__Problem description__
Return every record below exactly as written, omitting any pictures.
(Supplied entries Opens)
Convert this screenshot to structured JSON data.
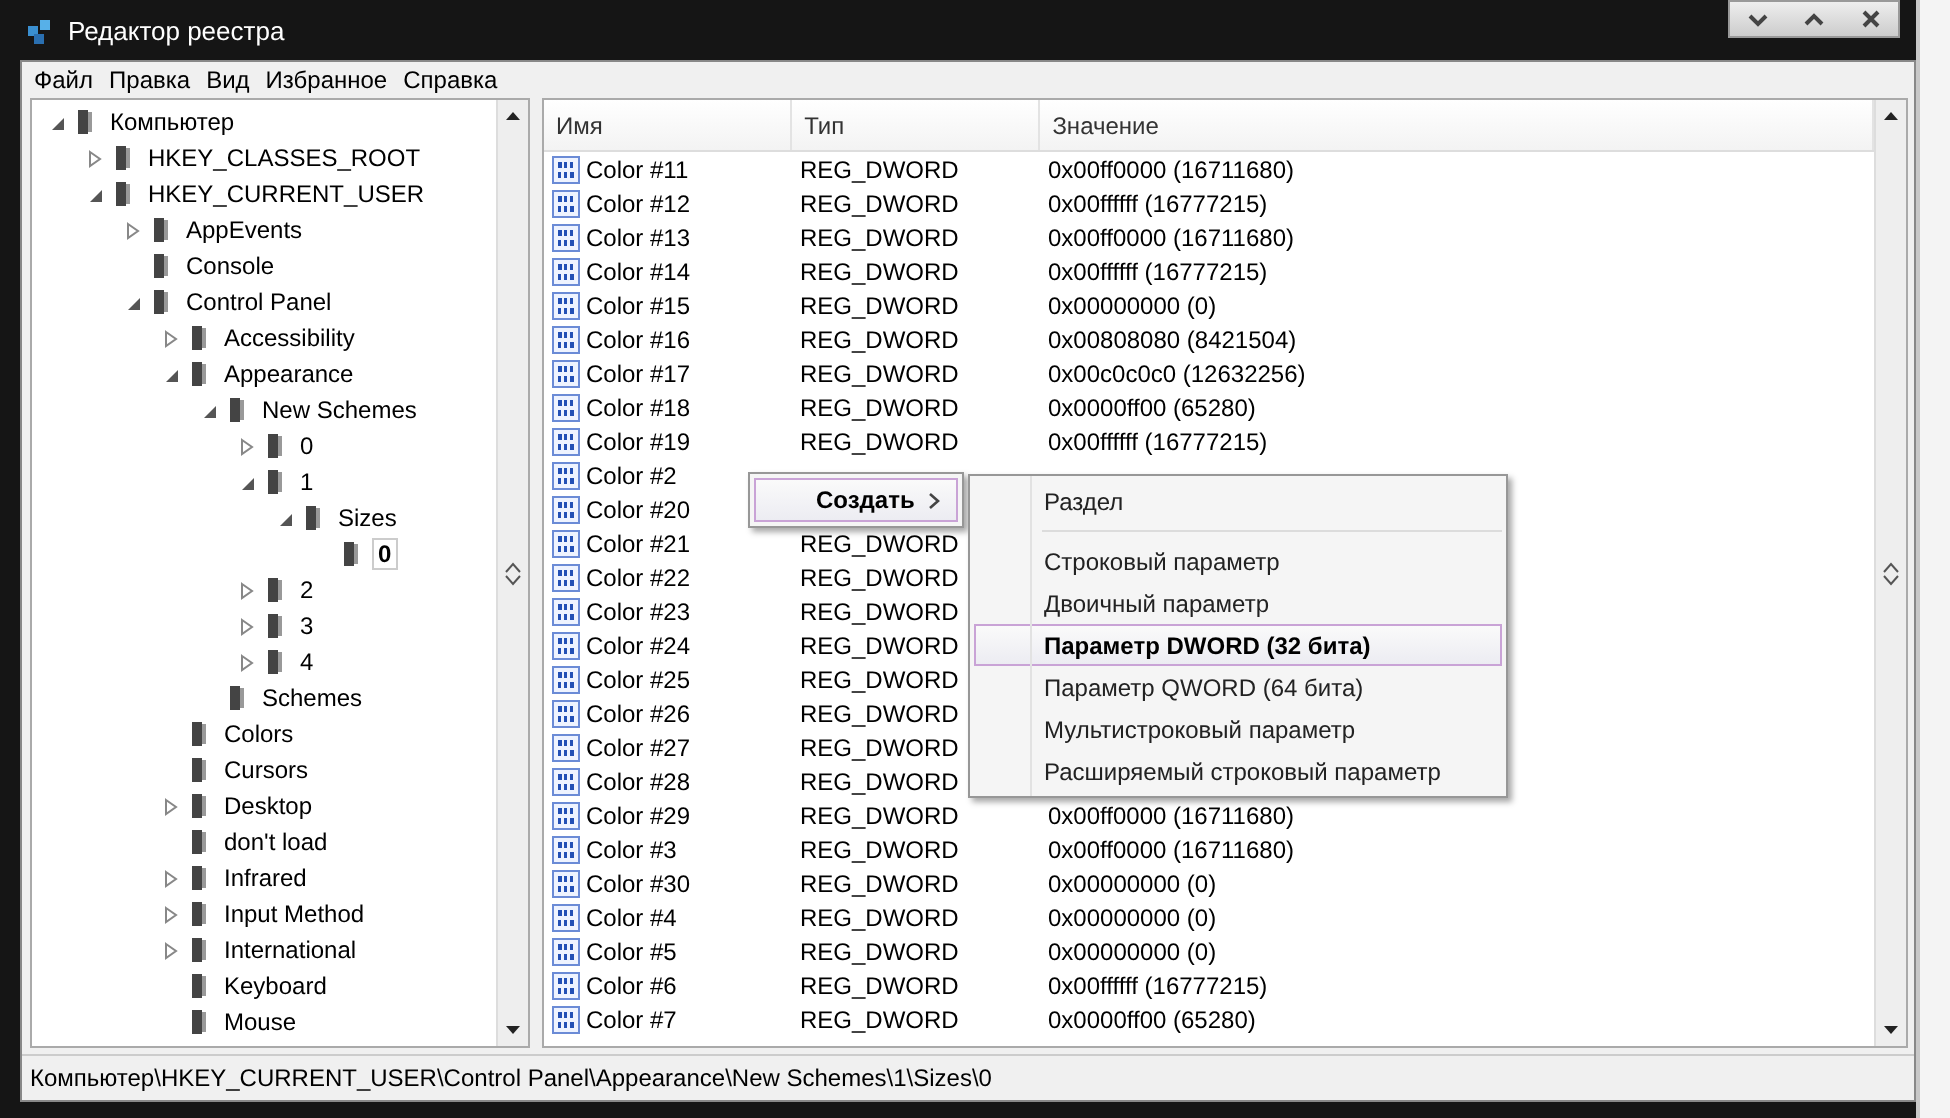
{
  "window": {
    "title": "Редактор реестра"
  },
  "menu": [
    "Файл",
    "Правка",
    "Вид",
    "Избранное",
    "Справка"
  ],
  "tree": [
    {
      "label": "Компьютер",
      "expanded": true,
      "selected": false,
      "children": [
        {
          "label": "HKEY_CLASSES_ROOT",
          "expanded": false,
          "selected": false
        },
        {
          "label": "HKEY_CURRENT_USER",
          "expanded": true,
          "selected": false,
          "children": [
            {
              "label": "AppEvents",
              "expanded": false,
              "selected": false
            },
            {
              "label": "Console",
              "selected": false
            },
            {
              "label": "Control Panel",
              "expanded": true,
              "selected": false,
              "children": [
                {
                  "label": "Accessibility",
                  "expanded": false,
                  "selected": false
                },
                {
                  "label": "Appearance",
                  "expanded": true,
                  "selected": false,
                  "children": [
                    {
                      "label": "New Schemes",
                      "expanded": true,
                      "selected": false,
                      "children": [
                        {
                          "label": "0",
                          "expanded": false,
                          "selected": false
                        },
                        {
                          "label": "1",
                          "expanded": true,
                          "selected": false,
                          "children": [
                            {
                              "label": "Sizes",
                              "expanded": true,
                              "selected": false,
                              "children": [
                                {
                                  "label": "0",
                                  "selected": true
                                }
                              ]
                            }
                          ]
                        },
                        {
                          "label": "2",
                          "expanded": false,
                          "selected": false
                        },
                        {
                          "label": "3",
                          "expanded": false,
                          "selected": false
                        },
                        {
                          "label": "4",
                          "expanded": false,
                          "selected": false
                        }
                      ]
                    },
                    {
                      "label": "Schemes",
                      "selected": false
                    }
                  ]
                },
                {
                  "label": "Colors",
                  "selected": false
                },
                {
                  "label": "Cursors",
                  "selected": false
                },
                {
                  "label": "Desktop",
                  "expanded": false,
                  "selected": false
                },
                {
                  "label": "don't load",
                  "selected": false
                },
                {
                  "label": "Infrared",
                  "expanded": false,
                  "selected": false
                },
                {
                  "label": "Input Method",
                  "expanded": false,
                  "selected": false
                },
                {
                  "label": "International",
                  "expanded": false,
                  "selected": false
                },
                {
                  "label": "Keyboard",
                  "selected": false
                },
                {
                  "label": "Mouse",
                  "selected": false
                }
              ]
            }
          ]
        }
      ]
    }
  ],
  "table": {
    "columns": [
      "Имя",
      "Тип",
      "Значение"
    ],
    "rows": [
      {
        "name": "Color #11",
        "type": "REG_DWORD",
        "value": "0x00ff0000 (16711680)"
      },
      {
        "name": "Color #12",
        "type": "REG_DWORD",
        "value": "0x00ffffff (16777215)"
      },
      {
        "name": "Color #13",
        "type": "REG_DWORD",
        "value": "0x00ff0000 (16711680)"
      },
      {
        "name": "Color #14",
        "type": "REG_DWORD",
        "value": "0x00ffffff (16777215)"
      },
      {
        "name": "Color #15",
        "type": "REG_DWORD",
        "value": "0x00000000 (0)"
      },
      {
        "name": "Color #16",
        "type": "REG_DWORD",
        "value": "0x00808080 (8421504)"
      },
      {
        "name": "Color #17",
        "type": "REG_DWORD",
        "value": "0x00c0c0c0 (12632256)"
      },
      {
        "name": "Color #18",
        "type": "REG_DWORD",
        "value": "0x0000ff00 (65280)"
      },
      {
        "name": "Color #19",
        "type": "REG_DWORD",
        "value": "0x00ffffff (16777215)"
      },
      {
        "name": "Color #2"
      },
      {
        "name": "Color #20"
      },
      {
        "name": "Color #21",
        "type": "REG_DWORD"
      },
      {
        "name": "Color #22",
        "type": "REG_DWORD"
      },
      {
        "name": "Color #23",
        "type": "REG_DWORD"
      },
      {
        "name": "Color #24",
        "type": "REG_DWORD"
      },
      {
        "name": "Color #25",
        "type": "REG_DWORD"
      },
      {
        "name": "Color #26",
        "type": "REG_DWORD"
      },
      {
        "name": "Color #27",
        "type": "REG_DWORD"
      },
      {
        "name": "Color #28",
        "type": "REG_DWORD"
      },
      {
        "name": "Color #29",
        "type": "REG_DWORD",
        "value": "0x00ff0000 (16711680)"
      },
      {
        "name": "Color #3",
        "type": "REG_DWORD",
        "value": "0x00ff0000 (16711680)"
      },
      {
        "name": "Color #30",
        "type": "REG_DWORD",
        "value": "0x00000000 (0)"
      },
      {
        "name": "Color #4",
        "type": "REG_DWORD",
        "value": "0x00000000 (0)"
      },
      {
        "name": "Color #5",
        "type": "REG_DWORD",
        "value": "0x00000000 (0)"
      },
      {
        "name": "Color #6",
        "type": "REG_DWORD",
        "value": "0x00ffffff (16777215)"
      },
      {
        "name": "Color #7",
        "type": "REG_DWORD",
        "value": "0x0000ff00 (65280)"
      }
    ]
  },
  "context_menu": {
    "items": [
      {
        "label": "Создать",
        "selected": true,
        "submenu": true
      }
    ]
  },
  "submenu": {
    "items": [
      {
        "kind": "item",
        "label": "Раздел",
        "selected": false
      },
      {
        "kind": "separator"
      },
      {
        "kind": "item",
        "label": "Строковый параметр",
        "selected": false
      },
      {
        "kind": "item",
        "label": "Двоичный параметр",
        "selected": false
      },
      {
        "kind": "item",
        "label": "Параметр DWORD (32 бита)",
        "selected": true
      },
      {
        "kind": "item",
        "label": "Параметр QWORD (64 бита)",
        "selected": false
      },
      {
        "kind": "item",
        "label": "Мультистроковый параметр",
        "selected": false
      },
      {
        "kind": "item",
        "label": "Расширяемый строковый параметр",
        "selected": false
      }
    ]
  },
  "status_bar": "Компьютер\\HKEY_CURRENT_USER\\Control Panel\\Appearance\\New Schemes\\1\\Sizes\\0"
}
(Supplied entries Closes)
__Response area__
Convert this screenshot to structured JSON data.
{
  "window": {
    "title": "Редактор реестра"
  },
  "menu": [
    "Файл",
    "Правка",
    "Вид",
    "Избранное",
    "Справка"
  ],
  "tree": [
    {
      "label": "Компьютер",
      "expanded": true,
      "selected": false,
      "children": [
        {
          "label": "HKEY_CLASSES_ROOT",
          "expanded": false,
          "selected": false
        },
        {
          "label": "HKEY_CURRENT_USER",
          "expanded": true,
          "selected": false,
          "children": [
            {
              "label": "AppEvents",
              "expanded": false,
              "selected": false
            },
            {
              "label": "Console",
              "selected": false
            },
            {
              "label": "Control Panel",
              "expanded": true,
              "selected": false,
              "children": [
                {
                  "label": "Accessibility",
                  "expanded": false,
                  "selected": false
                },
                {
                  "label": "Appearance",
                  "expanded": true,
                  "selected": false,
                  "children": [
                    {
                      "label": "New Schemes",
                      "expanded": true,
                      "selected": false,
                      "children": [
                        {
                          "label": "0",
                          "expanded": false,
                          "selected": false
                        },
                        {
                          "label": "1",
                          "expanded": true,
                          "selected": false,
                          "children": [
                            {
                              "label": "Sizes",
                              "expanded": true,
                              "selected": false,
                              "children": [
                                {
                                  "label": "0",
                                  "selected": true
                                }
                              ]
                            }
                          ]
                        },
                        {
                          "label": "2",
                          "expanded": false,
                          "selected": false
                        },
                        {
                          "label": "3",
                          "expanded": false,
                          "selected": false
                        },
                        {
                          "label": "4",
                          "expanded": false,
                          "selected": false
                        }
                      ]
                    },
                    {
                      "label": "Schemes",
                      "selected": false
                    }
                  ]
                },
                {
                  "label": "Colors",
                  "selected": false
                },
                {
                  "label": "Cursors",
                  "selected": false
                },
                {
                  "label": "Desktop",
                  "expanded": false,
                  "selected": false
                },
                {
                  "label": "don't load",
                  "selected": false
                },
                {
                  "label": "Infrared",
                  "expanded": false,
                  "selected": false
                },
                {
                  "label": "Input Method",
                  "expanded": false,
                  "selected": false
                },
                {
                  "label": "International",
                  "expanded": false,
                  "selected": false
                },
                {
                  "label": "Keyboard",
                  "selected": false
                },
                {
                  "label": "Mouse",
                  "selected": false
                }
              ]
            }
          ]
        }
      ]
    }
  ],
  "table": {
    "columns": [
      "Имя",
      "Тип",
      "Значение"
    ],
    "rows": [
      {
        "name": "Color #11",
        "type": "REG_DWORD",
        "value": "0x00ff0000 (16711680)"
      },
      {
        "name": "Color #12",
        "type": "REG_DWORD",
        "value": "0x00ffffff (16777215)"
      },
      {
        "name": "Color #13",
        "type": "REG_DWORD",
        "value": "0x00ff0000 (16711680)"
      },
      {
        "name": "Color #14",
        "type": "REG_DWORD",
        "value": "0x00ffffff (16777215)"
      },
      {
        "name": "Color #15",
        "type": "REG_DWORD",
        "value": "0x00000000 (0)"
      },
      {
        "name": "Color #16",
        "type": "REG_DWORD",
        "value": "0x00808080 (8421504)"
      },
      {
        "name": "Color #17",
        "type": "REG_DWORD",
        "value": "0x00c0c0c0 (12632256)"
      },
      {
        "name": "Color #18",
        "type": "REG_DWORD",
        "value": "0x0000ff00 (65280)"
      },
      {
        "name": "Color #19",
        "type": "REG_DWORD",
        "value": "0x00ffffff (16777215)"
      },
      {
        "name": "Color #2"
      },
      {
        "name": "Color #20"
      },
      {
        "name": "Color #21",
        "type": "REG_DWORD"
      },
      {
        "name": "Color #22",
        "type": "REG_DWORD"
      },
      {
        "name": "Color #23",
        "type": "REG_DWORD"
      },
      {
        "name": "Color #24",
        "type": "REG_DWORD"
      },
      {
        "name": "Color #25",
        "type": "REG_DWORD"
      },
      {
        "name": "Color #26",
        "type": "REG_DWORD"
      },
      {
        "name": "Color #27",
        "type": "REG_DWORD"
      },
      {
        "name": "Color #28",
        "type": "REG_DWORD"
      },
      {
        "name": "Color #29",
        "type": "REG_DWORD",
        "value": "0x00ff0000 (16711680)"
      },
      {
        "name": "Color #3",
        "type": "REG_DWORD",
        "value": "0x00ff0000 (16711680)"
      },
      {
        "name": "Color #30",
        "type": "REG_DWORD",
        "value": "0x00000000 (0)"
      },
      {
        "name": "Color #4",
        "type": "REG_DWORD",
        "value": "0x00000000 (0)"
      },
      {
        "name": "Color #5",
        "type": "REG_DWORD",
        "value": "0x00000000 (0)"
      },
      {
        "name": "Color #6",
        "type": "REG_DWORD",
        "value": "0x00ffffff (16777215)"
      },
      {
        "name": "Color #7",
        "type": "REG_DWORD",
        "value": "0x0000ff00 (65280)"
      }
    ]
  },
  "context_menu": {
    "items": [
      {
        "label": "Создать",
        "selected": true,
        "submenu": true
      }
    ]
  },
  "submenu": {
    "items": [
      {
        "kind": "item",
        "label": "Раздел",
        "selected": false
      },
      {
        "kind": "separator"
      },
      {
        "kind": "item",
        "label": "Строковый параметр",
        "selected": false
      },
      {
        "kind": "item",
        "label": "Двоичный параметр",
        "selected": false
      },
      {
        "kind": "item",
        "label": "Параметр DWORD (32 бита)",
        "selected": true
      },
      {
        "kind": "item",
        "label": "Параметр QWORD (64 бита)",
        "selected": false
      },
      {
        "kind": "item",
        "label": "Мультистроковый параметр",
        "selected": false
      },
      {
        "kind": "item",
        "label": "Расширяемый строковый параметр",
        "selected": false
      }
    ]
  },
  "status_bar": "Компьютер\\HKEY_CURRENT_USER\\Control Panel\\Appearance\\New Schemes\\1\\Sizes\\0"
}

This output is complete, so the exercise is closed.